Mobile phone use and brain tumours: is there a connection?

9 June 2005

San Francisco. Is there a link between cell phones and brain tumours? Over the past 15 years, there has been growing concern about this possibility. Part of this concern stems from the fact that there are over one billion mobile phone subscribers worldwide, and the number is increasing.

The National Brain Tumor Foundation (NBTF), a non-profit patient organization, is addressing this question in its latest newsletter. Stefan Lonn, PhD, a researcher at the Karolinska Institute in Sweden, authored the cover article.

"It is easy to see the advantages of cell phones both for individuals and for the wider community," writes Dr. Lonn, "but concerns have been raised that use of this technology has increased dramatically without sufficient understanding of potential adverse health effects."

Early last year Dr. Lonn published the results of a Swedish study, which found an increased risk of acoustic neuroma, a type of brain tumor, after 10 or more years of cell phone use. This year he published more research results, which showed that cell phones did not increase the risk of other brain tumour types (gliomas or meningiomas). These types of conflicting reports often leave the public unsure about whether cell phones pose a risk or not.

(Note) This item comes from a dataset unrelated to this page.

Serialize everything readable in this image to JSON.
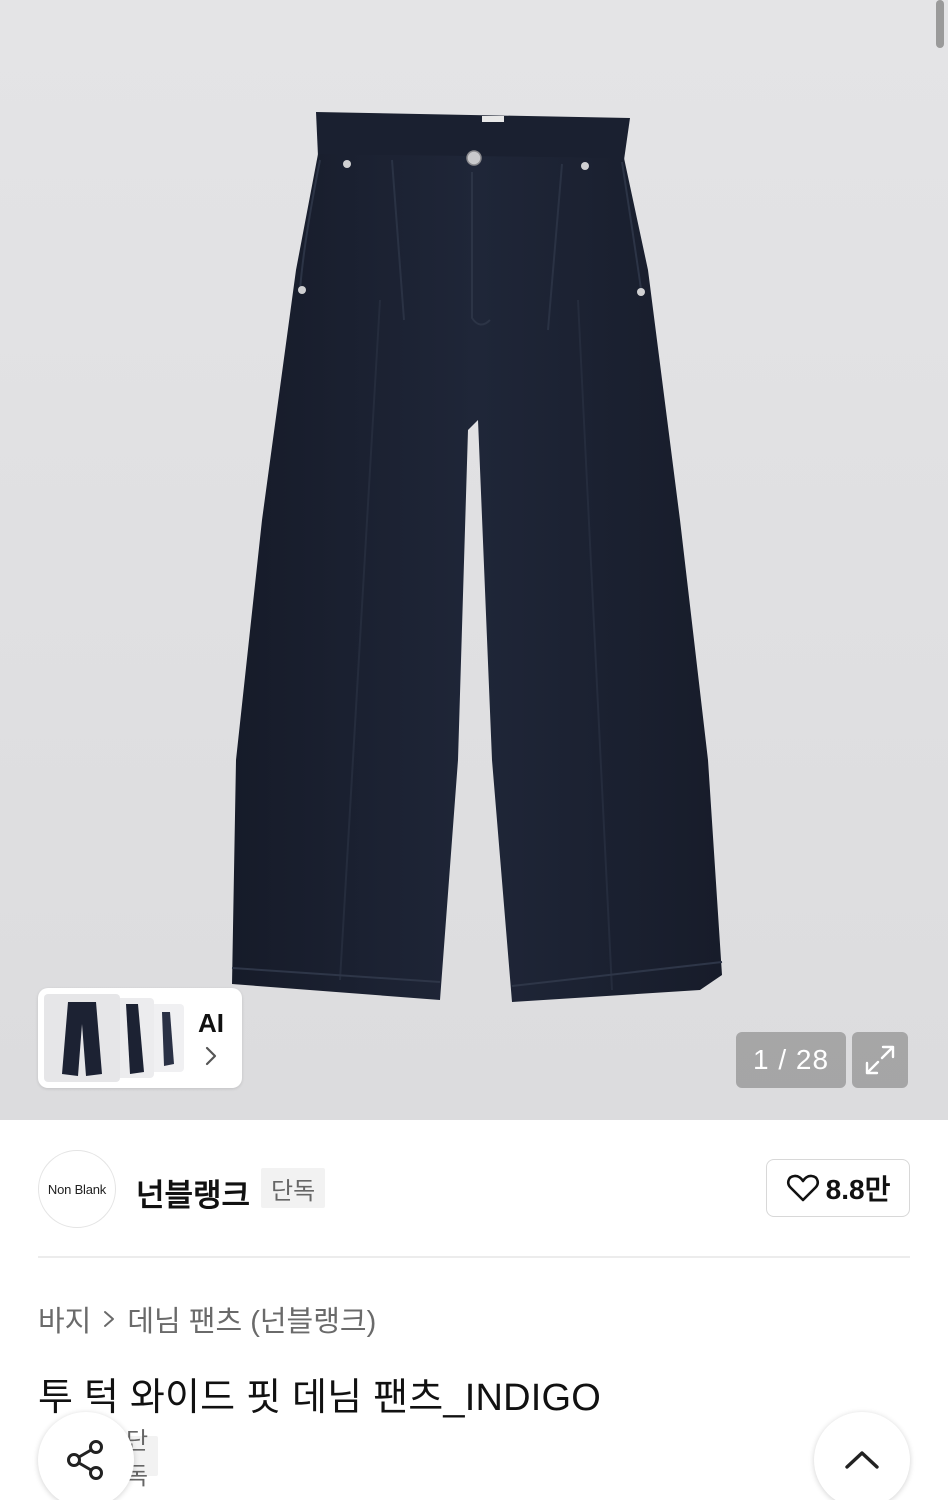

"Because we receive so many questions about whether there is a link between cell phones and brain tumours, NBTF decided to devote an entire newsletter to this issue," says Rob Tufel, MSW, MPH, NBTF's Executive Director. "We hope our readers will be in a better position to make an informed decision about their own cell phone use after reading our publication."

Dr. Lonn's work is part of the Interphone study, a 14-country research project initiated by the World Health Organization (WHO). The results of the Interphone study are due in 2006. Meanwhile, the WHO suggests that persons concerned about cell phone use can limit the length of calls, use a "hands- free" device to keep cell phones away from the head and body, and avoid using cell phones while driving. NBTF has endorsed these guidelines.

In addition to Dr Lonn's article, the NBTF newsletter contains the views of prominent health professionals and scientists regarding the possible link between cell phone use and brain tumours.

Each year over 40,000 people in the United States are diagnosed with a primary brain tumor and 360,000 Americans are currently living with a brain tumour. There are over 120 different types of brain tumors. Despite numerous studies about brain tumours, their causes remain unknown.

About the National Brain Tumor Foundation

The US National Brain Tumor Foundation raises funds for research into the causes of brain tumours and to improve treatments. NBTF also provides support and information to patients and family members. For a copy of the newsletter, contact NBTF at 1.800.934.2873 or visit the What's New section of the NBTF website, www.braintumor.org

Source: National Brain Tumor Foundation

Contact:  Robert Tufel of National Brain Tumor Foundation,
+1-415-834-9970, ext. 107, or tufel@braintumor.org

Web site: http://www.braintumor.org/



To top


To top